» **Action item**
Your task is to retype every entry exactly while omitting the pictures.

Dataset entries
>>>
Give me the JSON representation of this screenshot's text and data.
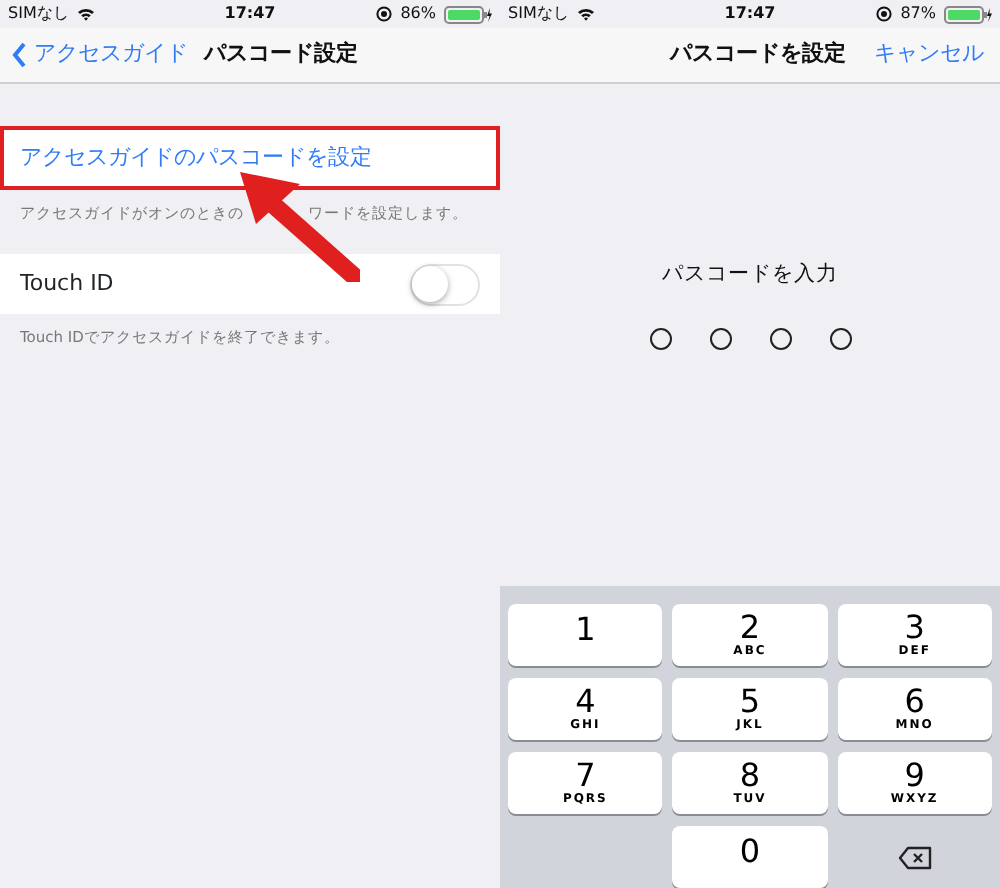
{
  "left_screen": {
    "status_bar": {
      "carrier": "SIMなし",
      "time": "17:47",
      "battery": "86%"
    },
    "nav": {
      "back": "アクセスガイド",
      "title": "パスコード設定"
    },
    "passcode_row": {
      "label": "アクセスガイドのパスコードを設定",
      "highlighted": true
    },
    "passcode_footer": [
      "アクセスガイドがオンのときの",
      "ワードを設定します。"
    ],
    "touch_id": {
      "label": "Touch ID",
      "on": false
    },
    "touch_id_footer": "Touch IDでアクセスガイドを終了できます。"
  },
  "right_screen": {
    "status_bar": {
      "carrier": "SIMなし",
      "time": "17:47",
      "battery": "87%"
    },
    "nav": {
      "title": "パスコードを設定",
      "cancel": "キャンセル"
    },
    "prompt": "パスコードを入力",
    "dots": [
      {
        "filled": false
      },
      {
        "filled": false
      },
      {
        "filled": false
      },
      {
        "filled": false
      }
    ],
    "keypad": [
      {
        "kind": "digit",
        "digit": "1"
      },
      {
        "kind": "digit",
        "digit": "2",
        "letters": "ABC"
      },
      {
        "kind": "digit",
        "digit": "3",
        "letters": "DEF"
      },
      {
        "kind": "digit",
        "digit": "4",
        "letters": "GHI"
      },
      {
        "kind": "digit",
        "digit": "5",
        "letters": "JKL"
      },
      {
        "kind": "digit",
        "digit": "6",
        "letters": "MNO"
      },
      {
        "kind": "digit",
        "digit": "7",
        "letters": "PQRS"
      },
      {
        "kind": "digit",
        "digit": "8",
        "letters": "TUV"
      },
      {
        "kind": "digit",
        "digit": "9",
        "letters": "WXYZ"
      },
      {
        "kind": "blank"
      },
      {
        "kind": "digit",
        "digit": "0"
      },
      {
        "kind": "delete"
      }
    ]
  }
}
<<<
» **Output for this task**
Give me the JSON representation of this screenshot's text and data.
{
  "left_screen": {
    "status_bar": {
      "carrier": "SIMなし",
      "time": "17:47",
      "battery": "86%"
    },
    "nav": {
      "back": "アクセスガイド",
      "title": "パスコード設定"
    },
    "passcode_row": {
      "label": "アクセスガイドのパスコードを設定",
      "highlighted": true
    },
    "passcode_footer": [
      "アクセスガイドがオンのときの",
      "ワードを設定します。"
    ],
    "touch_id": {
      "label": "Touch ID",
      "on": false
    },
    "touch_id_footer": "Touch IDでアクセスガイドを終了できます。"
  },
  "right_screen": {
    "status_bar": {
      "carrier": "SIMなし",
      "time": "17:47",
      "battery": "87%"
    },
    "nav": {
      "title": "パスコードを設定",
      "cancel": "キャンセル"
    },
    "prompt": "パスコードを入力",
    "dots": [
      {
        "filled": false
      },
      {
        "filled": false
      },
      {
        "filled": false
      },
      {
        "filled": false
      }
    ],
    "keypad": [
      {
        "kind": "digit",
        "digit": "1"
      },
      {
        "kind": "digit",
        "digit": "2",
        "letters": "ABC"
      },
      {
        "kind": "digit",
        "digit": "3",
        "letters": "DEF"
      },
      {
        "kind": "digit",
        "digit": "4",
        "letters": "GHI"
      },
      {
        "kind": "digit",
        "digit": "5",
        "letters": "JKL"
      },
      {
        "kind": "digit",
        "digit": "6",
        "letters": "MNO"
      },
      {
        "kind": "digit",
        "digit": "7",
        "letters": "PQRS"
      },
      {
        "kind": "digit",
        "digit": "8",
        "letters": "TUV"
      },
      {
        "kind": "digit",
        "digit": "9",
        "letters": "WXYZ"
      },
      {
        "kind": "blank"
      },
      {
        "kind": "digit",
        "digit": "0"
      },
      {
        "kind": "delete"
      }
    ]
  }
}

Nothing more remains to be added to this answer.